> TASK DIRECTIONS
All entries are to be printed again exactly, with their images omitted.

> RECORD EXCERPTS
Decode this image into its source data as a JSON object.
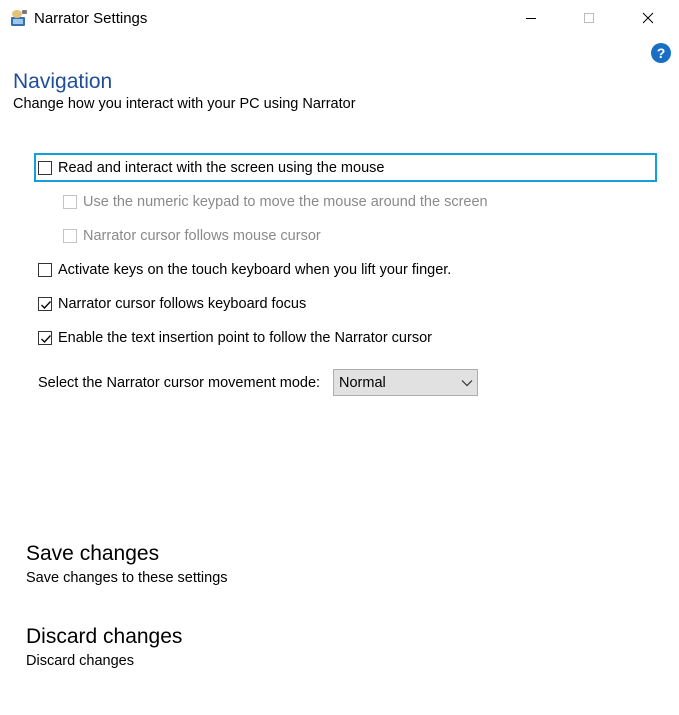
{
  "window": {
    "title": "Narrator Settings",
    "controls": {
      "minimize": "minimize",
      "maximize": "maximize",
      "close": "close"
    },
    "help_label": "?"
  },
  "page": {
    "heading": "Navigation",
    "subheading": "Change how you interact with your PC using Narrator"
  },
  "options": [
    {
      "label": "Read and interact with the screen using the mouse",
      "checked": false,
      "enabled": true,
      "focused": true,
      "access_key": "R"
    },
    {
      "label": "Use the numeric keypad to move the mouse around the screen",
      "checked": false,
      "enabled": false,
      "access_key": "U"
    },
    {
      "label": "Narrator cursor follows mouse cursor",
      "checked": false,
      "enabled": false,
      "access_key": "m"
    },
    {
      "label": "Activate keys on the touch keyboard when you lift your finger.",
      "checked": false,
      "enabled": true,
      "access_key": "f"
    },
    {
      "label": "Narrator cursor follows keyboard focus",
      "checked": true,
      "enabled": true,
      "access_key": "k"
    },
    {
      "label": "Enable the text insertion point to follow the Narrator cursor",
      "checked": true,
      "enabled": true,
      "access_key": "i"
    }
  ],
  "cursor_mode": {
    "label": "Select the Narrator cursor movement mode:",
    "selected": "Normal"
  },
  "actions": {
    "save_title": "Save changes",
    "save_desc": "Save changes to these settings",
    "discard_title": "Discard changes",
    "discard_desc": "Discard changes"
  },
  "colors": {
    "heading": "#1f4e99",
    "focus_ring": "#139fd9",
    "help_badge": "#1a6fc4",
    "disabled_text": "#8a8a8a"
  }
}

> RESPONSE BOX
Decode this image into its source data as a JSON object.
{
  "window": {
    "title": "Narrator Settings",
    "controls": {
      "minimize": "minimize",
      "maximize": "maximize",
      "close": "close"
    },
    "help_label": "?"
  },
  "page": {
    "heading": "Navigation",
    "subheading": "Change how you interact with your PC using Narrator"
  },
  "options": [
    {
      "label": "Read and interact with the screen using the mouse",
      "checked": false,
      "enabled": true,
      "focused": true,
      "access_key": "R"
    },
    {
      "label": "Use the numeric keypad to move the mouse around the screen",
      "checked": false,
      "enabled": false,
      "access_key": "U"
    },
    {
      "label": "Narrator cursor follows mouse cursor",
      "checked": false,
      "enabled": false,
      "access_key": "m"
    },
    {
      "label": "Activate keys on the touch keyboard when you lift your finger.",
      "checked": false,
      "enabled": true,
      "access_key": "f"
    },
    {
      "label": "Narrator cursor follows keyboard focus",
      "checked": true,
      "enabled": true,
      "access_key": "k"
    },
    {
      "label": "Enable the text insertion point to follow the Narrator cursor",
      "checked": true,
      "enabled": true,
      "access_key": "i"
    }
  ],
  "cursor_mode": {
    "label": "Select the Narrator cursor movement mode:",
    "selected": "Normal"
  },
  "actions": {
    "save_title": "Save changes",
    "save_desc": "Save changes to these settings",
    "discard_title": "Discard changes",
    "discard_desc": "Discard changes"
  },
  "colors": {
    "heading": "#1f4e99",
    "focus_ring": "#139fd9",
    "help_badge": "#1a6fc4",
    "disabled_text": "#8a8a8a"
  }
}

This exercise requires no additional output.